-- Exercise brief --
Look through the entries below and report every line that has "State".

-- Record extracts --
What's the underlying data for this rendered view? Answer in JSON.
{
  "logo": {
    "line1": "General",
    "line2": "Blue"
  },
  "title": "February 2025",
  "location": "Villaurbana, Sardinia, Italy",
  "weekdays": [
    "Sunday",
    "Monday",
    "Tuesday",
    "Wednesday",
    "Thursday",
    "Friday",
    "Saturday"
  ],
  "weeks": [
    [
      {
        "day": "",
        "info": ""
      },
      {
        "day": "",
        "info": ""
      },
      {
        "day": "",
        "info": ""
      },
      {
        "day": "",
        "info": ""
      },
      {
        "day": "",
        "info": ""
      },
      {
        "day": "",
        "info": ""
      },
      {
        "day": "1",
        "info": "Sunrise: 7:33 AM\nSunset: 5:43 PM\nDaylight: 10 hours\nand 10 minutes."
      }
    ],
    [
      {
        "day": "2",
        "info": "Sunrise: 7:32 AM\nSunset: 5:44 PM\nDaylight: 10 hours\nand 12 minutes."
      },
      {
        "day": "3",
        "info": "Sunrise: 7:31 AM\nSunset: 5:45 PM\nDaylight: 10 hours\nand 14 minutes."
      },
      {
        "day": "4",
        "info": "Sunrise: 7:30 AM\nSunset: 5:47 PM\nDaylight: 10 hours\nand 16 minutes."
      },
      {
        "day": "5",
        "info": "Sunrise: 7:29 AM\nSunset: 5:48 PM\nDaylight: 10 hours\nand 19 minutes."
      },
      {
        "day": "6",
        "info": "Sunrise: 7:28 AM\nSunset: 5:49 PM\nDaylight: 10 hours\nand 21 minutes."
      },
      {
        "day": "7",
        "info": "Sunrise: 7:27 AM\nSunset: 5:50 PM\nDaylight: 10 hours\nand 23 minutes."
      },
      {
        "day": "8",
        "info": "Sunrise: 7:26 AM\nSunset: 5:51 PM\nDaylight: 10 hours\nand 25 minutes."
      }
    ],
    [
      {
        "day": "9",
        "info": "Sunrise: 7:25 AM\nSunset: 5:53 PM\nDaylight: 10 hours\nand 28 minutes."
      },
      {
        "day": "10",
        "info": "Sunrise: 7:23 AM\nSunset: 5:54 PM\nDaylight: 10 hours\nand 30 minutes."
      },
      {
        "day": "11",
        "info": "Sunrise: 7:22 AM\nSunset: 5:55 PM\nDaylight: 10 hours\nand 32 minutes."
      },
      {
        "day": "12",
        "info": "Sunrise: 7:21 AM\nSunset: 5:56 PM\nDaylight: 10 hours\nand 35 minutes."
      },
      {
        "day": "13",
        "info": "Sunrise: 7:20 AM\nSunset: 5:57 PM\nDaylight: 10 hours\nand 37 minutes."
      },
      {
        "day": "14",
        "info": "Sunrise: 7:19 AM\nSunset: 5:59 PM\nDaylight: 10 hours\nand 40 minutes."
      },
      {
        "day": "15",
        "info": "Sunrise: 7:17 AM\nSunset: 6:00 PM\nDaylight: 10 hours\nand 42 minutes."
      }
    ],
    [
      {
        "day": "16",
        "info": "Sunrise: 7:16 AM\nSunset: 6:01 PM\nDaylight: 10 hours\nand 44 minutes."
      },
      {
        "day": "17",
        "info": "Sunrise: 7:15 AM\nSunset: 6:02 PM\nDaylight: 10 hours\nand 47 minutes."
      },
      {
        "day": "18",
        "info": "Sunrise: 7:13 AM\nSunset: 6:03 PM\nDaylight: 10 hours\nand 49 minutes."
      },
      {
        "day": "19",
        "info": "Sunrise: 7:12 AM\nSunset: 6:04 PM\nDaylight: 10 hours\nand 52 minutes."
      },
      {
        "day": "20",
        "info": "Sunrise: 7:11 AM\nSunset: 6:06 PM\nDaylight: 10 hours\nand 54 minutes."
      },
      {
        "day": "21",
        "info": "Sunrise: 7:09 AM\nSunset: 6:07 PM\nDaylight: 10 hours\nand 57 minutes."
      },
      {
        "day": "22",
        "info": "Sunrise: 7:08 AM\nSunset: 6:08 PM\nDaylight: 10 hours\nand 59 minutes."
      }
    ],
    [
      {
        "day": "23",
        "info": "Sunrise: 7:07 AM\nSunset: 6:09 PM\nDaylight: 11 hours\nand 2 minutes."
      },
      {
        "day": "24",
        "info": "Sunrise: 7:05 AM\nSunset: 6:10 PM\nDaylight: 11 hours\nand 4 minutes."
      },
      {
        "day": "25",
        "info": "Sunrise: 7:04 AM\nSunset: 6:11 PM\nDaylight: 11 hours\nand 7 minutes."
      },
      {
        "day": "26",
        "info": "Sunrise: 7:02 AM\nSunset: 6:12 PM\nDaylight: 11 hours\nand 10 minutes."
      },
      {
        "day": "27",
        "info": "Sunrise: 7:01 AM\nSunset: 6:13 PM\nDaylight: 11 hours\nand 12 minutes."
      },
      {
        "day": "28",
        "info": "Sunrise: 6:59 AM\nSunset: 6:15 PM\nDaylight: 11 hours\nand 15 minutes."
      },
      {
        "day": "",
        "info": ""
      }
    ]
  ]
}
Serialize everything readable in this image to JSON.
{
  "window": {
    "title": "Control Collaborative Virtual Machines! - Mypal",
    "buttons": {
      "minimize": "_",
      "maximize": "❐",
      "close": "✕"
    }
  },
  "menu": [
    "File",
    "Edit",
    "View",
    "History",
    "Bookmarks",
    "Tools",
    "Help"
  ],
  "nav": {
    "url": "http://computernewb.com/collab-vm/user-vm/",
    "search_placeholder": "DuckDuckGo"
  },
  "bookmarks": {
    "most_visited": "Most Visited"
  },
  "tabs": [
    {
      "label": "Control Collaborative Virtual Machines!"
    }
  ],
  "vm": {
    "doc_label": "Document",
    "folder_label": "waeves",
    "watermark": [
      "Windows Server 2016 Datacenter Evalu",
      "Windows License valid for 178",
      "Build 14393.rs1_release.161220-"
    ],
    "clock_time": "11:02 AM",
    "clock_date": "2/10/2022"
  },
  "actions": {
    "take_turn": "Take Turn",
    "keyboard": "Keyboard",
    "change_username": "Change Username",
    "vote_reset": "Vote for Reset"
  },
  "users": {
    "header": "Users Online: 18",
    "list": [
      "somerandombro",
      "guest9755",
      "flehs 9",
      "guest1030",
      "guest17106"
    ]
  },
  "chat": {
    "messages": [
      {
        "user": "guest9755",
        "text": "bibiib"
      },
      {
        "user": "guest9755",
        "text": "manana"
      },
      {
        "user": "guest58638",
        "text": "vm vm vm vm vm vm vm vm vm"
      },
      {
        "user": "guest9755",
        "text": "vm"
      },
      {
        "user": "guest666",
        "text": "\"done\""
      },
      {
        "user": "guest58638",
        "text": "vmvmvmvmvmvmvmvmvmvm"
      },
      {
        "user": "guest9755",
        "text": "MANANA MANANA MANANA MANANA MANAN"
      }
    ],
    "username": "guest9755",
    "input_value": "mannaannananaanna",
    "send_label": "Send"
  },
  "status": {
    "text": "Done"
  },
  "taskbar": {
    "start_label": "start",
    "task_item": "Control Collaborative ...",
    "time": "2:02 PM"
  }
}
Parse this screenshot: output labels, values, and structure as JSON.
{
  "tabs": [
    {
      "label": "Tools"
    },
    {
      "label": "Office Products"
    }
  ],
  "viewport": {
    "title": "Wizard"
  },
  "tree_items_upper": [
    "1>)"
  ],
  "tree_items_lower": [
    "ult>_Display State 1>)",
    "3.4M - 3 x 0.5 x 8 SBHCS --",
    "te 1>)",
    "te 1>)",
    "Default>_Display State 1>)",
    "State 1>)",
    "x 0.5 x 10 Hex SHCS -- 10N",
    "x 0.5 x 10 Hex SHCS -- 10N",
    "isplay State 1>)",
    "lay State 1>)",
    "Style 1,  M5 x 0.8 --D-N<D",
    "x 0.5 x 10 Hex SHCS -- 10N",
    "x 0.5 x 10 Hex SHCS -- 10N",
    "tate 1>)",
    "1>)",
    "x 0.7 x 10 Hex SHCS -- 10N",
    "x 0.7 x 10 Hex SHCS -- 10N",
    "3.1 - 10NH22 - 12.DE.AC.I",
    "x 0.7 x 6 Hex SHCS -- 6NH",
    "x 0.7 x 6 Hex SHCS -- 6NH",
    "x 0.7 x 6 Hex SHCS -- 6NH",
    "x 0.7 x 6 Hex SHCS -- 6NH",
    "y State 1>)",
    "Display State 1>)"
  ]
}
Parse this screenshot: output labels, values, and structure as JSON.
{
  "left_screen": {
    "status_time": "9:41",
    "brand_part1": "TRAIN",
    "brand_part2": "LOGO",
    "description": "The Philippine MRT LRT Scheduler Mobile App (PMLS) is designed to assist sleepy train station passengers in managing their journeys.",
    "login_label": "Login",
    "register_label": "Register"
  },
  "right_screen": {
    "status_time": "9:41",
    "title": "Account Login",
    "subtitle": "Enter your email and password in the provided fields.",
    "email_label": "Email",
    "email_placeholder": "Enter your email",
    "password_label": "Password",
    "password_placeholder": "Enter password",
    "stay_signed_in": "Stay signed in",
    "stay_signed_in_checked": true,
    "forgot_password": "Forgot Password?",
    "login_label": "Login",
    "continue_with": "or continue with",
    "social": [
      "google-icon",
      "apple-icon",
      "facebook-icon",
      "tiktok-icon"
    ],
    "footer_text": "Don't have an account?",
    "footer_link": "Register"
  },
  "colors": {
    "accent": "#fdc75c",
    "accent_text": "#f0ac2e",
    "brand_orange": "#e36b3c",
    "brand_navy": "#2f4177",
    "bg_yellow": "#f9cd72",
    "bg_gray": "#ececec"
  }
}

-- Expected answer --
    "ult>_Display State 1>)",
    "Default>_Display State 1>)",
    "State 1>)",
    "isplay State 1>)",
    "lay State 1>)",
    "y State 1>)",
    "Display State 1>)"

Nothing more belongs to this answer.